Is Low Unemployment Inflationary?
Economic Review, Vol. 82, No. 1, 1997
Many discussions about current macroeconomic events are based on the premise that inflation must accelerate after unemployment falls below a certain value. That value, called the nonaccelerating inflation rate of unemployment, or NAIRU, is believed to be around 6 percent, suggesting that recent unemployment rates are too low for stable inflation. But in fact inflation has been low and stable for several years.
This article argues that the concept of the NAIRU is of very limited use for predicting inflation, understanding its causes, or forming policy. Such is the implication of empirical evidence showing that the NAIRU is highly variable and that its location cannot be estimated with sufficient precision to know whether unemployment is above or below it. In addition, contemporary economic theory implies that a fall in unemployment may or may not be associated with higher inflation, depending on the fundamental causes of unemployment movements.
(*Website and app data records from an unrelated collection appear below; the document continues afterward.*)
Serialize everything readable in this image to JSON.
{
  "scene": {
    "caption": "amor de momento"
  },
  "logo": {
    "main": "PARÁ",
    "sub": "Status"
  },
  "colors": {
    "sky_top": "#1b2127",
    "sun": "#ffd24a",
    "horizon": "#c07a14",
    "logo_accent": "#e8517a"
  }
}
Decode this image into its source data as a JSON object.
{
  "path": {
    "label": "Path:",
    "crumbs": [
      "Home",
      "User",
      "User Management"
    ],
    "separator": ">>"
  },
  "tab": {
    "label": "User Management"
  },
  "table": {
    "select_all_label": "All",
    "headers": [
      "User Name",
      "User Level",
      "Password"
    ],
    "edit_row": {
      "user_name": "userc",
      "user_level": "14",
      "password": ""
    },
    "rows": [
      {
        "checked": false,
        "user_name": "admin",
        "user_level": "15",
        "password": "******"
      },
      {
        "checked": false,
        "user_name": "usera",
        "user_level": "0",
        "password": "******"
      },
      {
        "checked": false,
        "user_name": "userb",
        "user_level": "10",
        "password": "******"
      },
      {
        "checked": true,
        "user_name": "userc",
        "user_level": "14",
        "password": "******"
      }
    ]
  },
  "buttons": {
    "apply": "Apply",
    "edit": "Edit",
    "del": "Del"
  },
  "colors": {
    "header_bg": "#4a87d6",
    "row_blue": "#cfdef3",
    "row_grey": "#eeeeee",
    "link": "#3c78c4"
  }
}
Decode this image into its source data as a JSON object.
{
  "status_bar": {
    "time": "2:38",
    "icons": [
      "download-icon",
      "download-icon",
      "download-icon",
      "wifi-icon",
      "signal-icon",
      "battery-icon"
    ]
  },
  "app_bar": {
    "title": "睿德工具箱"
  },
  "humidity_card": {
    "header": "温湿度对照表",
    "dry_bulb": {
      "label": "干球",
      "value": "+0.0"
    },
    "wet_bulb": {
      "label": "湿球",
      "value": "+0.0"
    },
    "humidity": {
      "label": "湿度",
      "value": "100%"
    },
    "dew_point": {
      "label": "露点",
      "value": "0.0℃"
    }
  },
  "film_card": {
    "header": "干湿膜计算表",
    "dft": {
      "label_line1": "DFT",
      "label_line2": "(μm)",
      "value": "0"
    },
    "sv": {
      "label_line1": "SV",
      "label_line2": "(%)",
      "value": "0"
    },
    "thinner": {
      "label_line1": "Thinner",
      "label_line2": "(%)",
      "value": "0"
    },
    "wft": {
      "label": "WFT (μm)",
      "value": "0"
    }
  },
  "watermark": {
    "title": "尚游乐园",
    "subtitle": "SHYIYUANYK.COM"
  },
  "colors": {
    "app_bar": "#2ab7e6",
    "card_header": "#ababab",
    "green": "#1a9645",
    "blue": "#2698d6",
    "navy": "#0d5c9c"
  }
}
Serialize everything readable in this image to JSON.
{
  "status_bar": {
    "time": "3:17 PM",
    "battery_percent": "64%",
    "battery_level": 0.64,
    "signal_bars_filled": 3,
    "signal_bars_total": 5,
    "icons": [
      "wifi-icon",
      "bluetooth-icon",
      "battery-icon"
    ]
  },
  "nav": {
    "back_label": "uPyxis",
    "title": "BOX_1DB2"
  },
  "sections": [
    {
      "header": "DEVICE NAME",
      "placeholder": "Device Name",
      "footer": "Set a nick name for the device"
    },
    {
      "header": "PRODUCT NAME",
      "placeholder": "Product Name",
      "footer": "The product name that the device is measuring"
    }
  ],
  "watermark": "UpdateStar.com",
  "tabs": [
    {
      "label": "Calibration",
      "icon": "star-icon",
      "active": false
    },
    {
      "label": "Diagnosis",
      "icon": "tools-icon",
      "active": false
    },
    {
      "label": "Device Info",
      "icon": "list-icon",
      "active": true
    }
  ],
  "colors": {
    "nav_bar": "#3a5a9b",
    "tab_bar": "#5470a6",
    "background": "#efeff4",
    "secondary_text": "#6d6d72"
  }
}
Those fundamental causes can be identified, but then a comparison between observed unemployment and the NAIRU provides no additional useful information about future changes in inflation.